On Thursday night I went to the AltrUHelp event in this swanky building along Marina drive on the wharf. I was with my friend Brett who was a co-op at SIS last cycle. This event was cool. Lots of people had set up tables to explain their non-profits and causes. Brett, Caitlin and I spent the majority of the night meeting other people in the industry, and explaining our experiences at SIS. I was amazed at all the different ideas that people had for their start-ups and non-profits, and the different ways they went about attaining resources they needed in a heavily capital driven society.
Drinking free ‘Gansett, eating free Boloco is every college kid’s dream right? But it was the people I met that stole the spot light in my mind. I now understand how important networking is for my future, and last night i got three business cards (I’m currently ahead in the co-op biz card competition) from people I talked too who were interested in our cause as well as interested in me for future job openings and volunteer opportunities.

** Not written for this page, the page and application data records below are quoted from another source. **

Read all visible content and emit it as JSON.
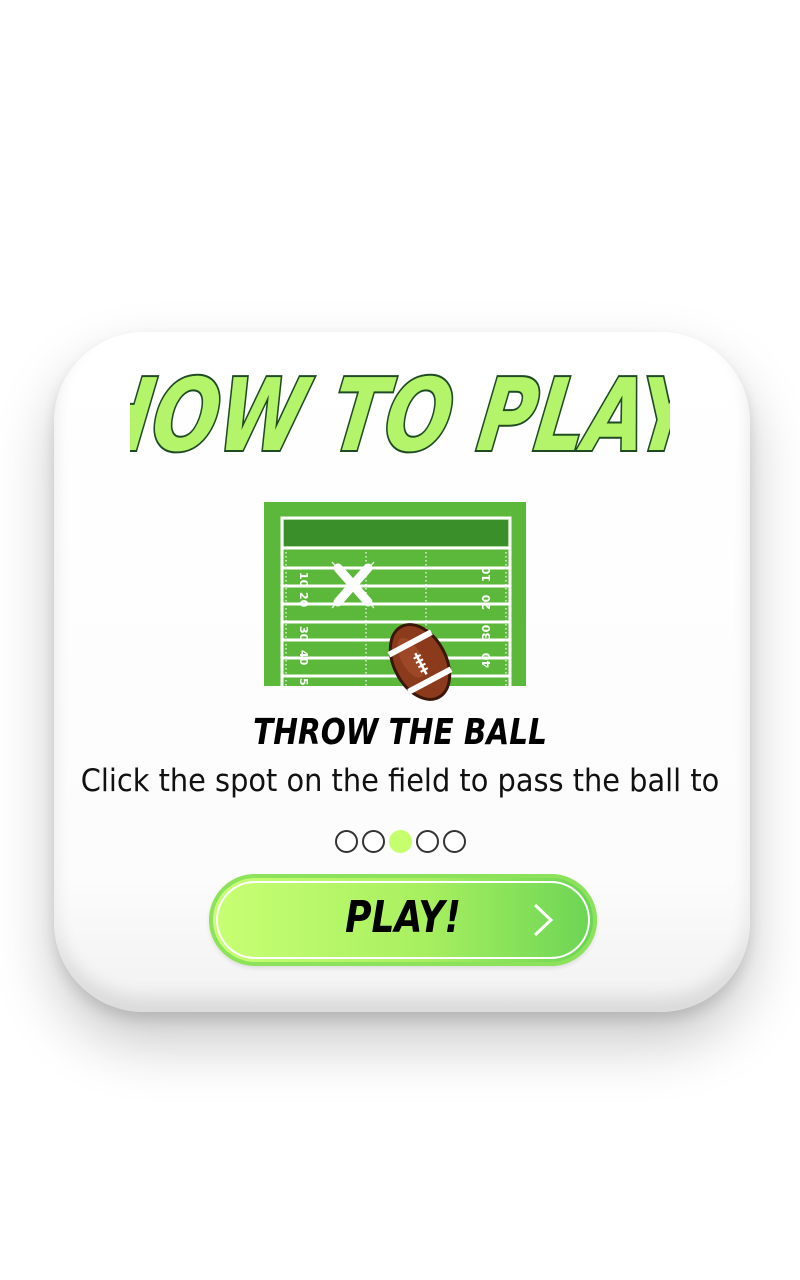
{
  "dialog": {
    "title": "HOW TO PLAY",
    "step_title": "THROW THE BALL",
    "step_description": "Click the spot on the field to pass the ball to",
    "pagination": {
      "total": 5,
      "active_index": 2
    },
    "play_button_label": "PLAY!",
    "field_yard_numbers": [
      "10",
      "20",
      "30",
      "40",
      "5"
    ],
    "colors": {
      "title_fill": "#b4f46a",
      "title_outline": "#1f4a24",
      "field_green": "#5bb83a",
      "field_dark_green": "#3b8f2b",
      "accent_green": "#c6ff6e",
      "ball_brown": "#8b3a1c"
    },
    "icons": {
      "target_marker": "x-mark-icon",
      "ball": "football-icon",
      "next": "chevron-right-icon"
    }
  }
}
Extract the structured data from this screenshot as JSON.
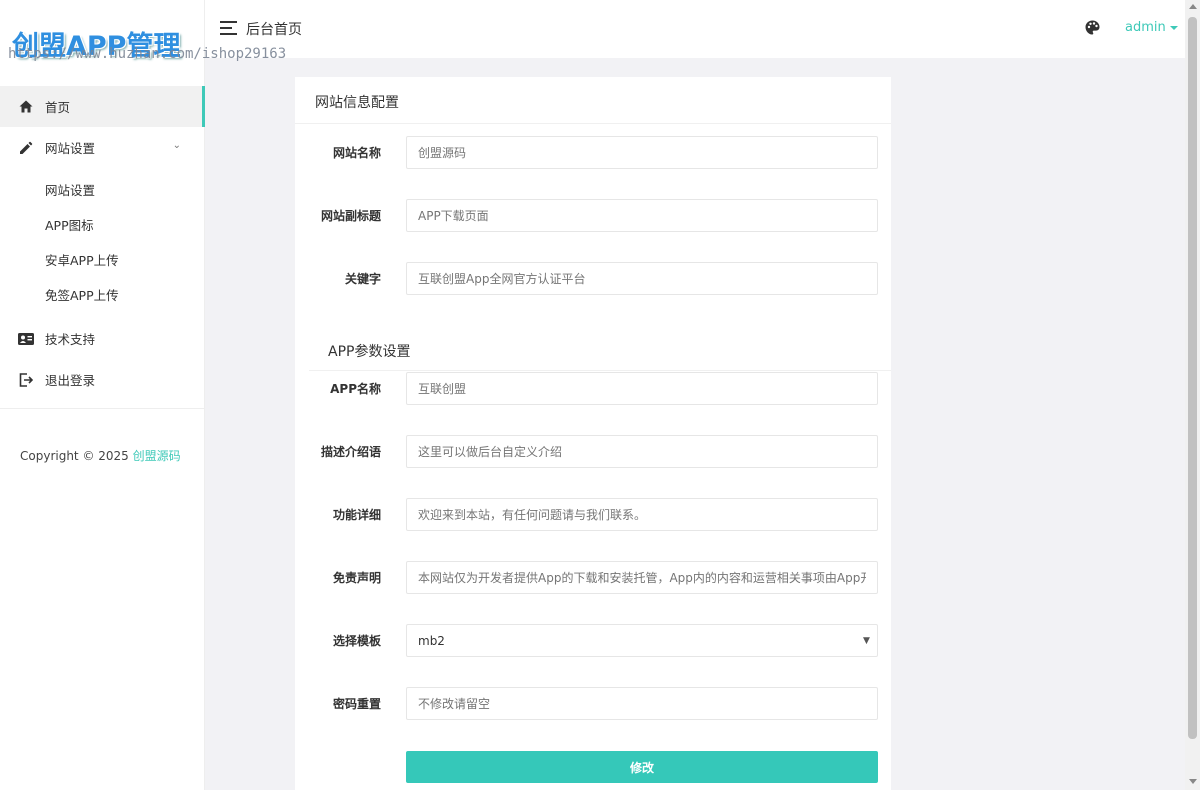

It’s funny how you don’t really realize there’s a community around you until you are actively helping the people of the community. Then all of a sudden you meet tons of other people who are also on your side working towards a common goal of economic and racial equality. You also get the chance to interact with the participants who you are trying to reach out to in order to provide support for them. Most people are grateful, friendly, and heedful when you lend them a hand. Sport in Society gets lots of positive feedback for the work they do in the community, and I bet if you asked any employee here they’d say it’s worth it to continue their work. As the weeks go by here, and I attend more meetings, events, and training sessions I get a better sense of how everyone in the community comes together in faith.
By Charlie Pioli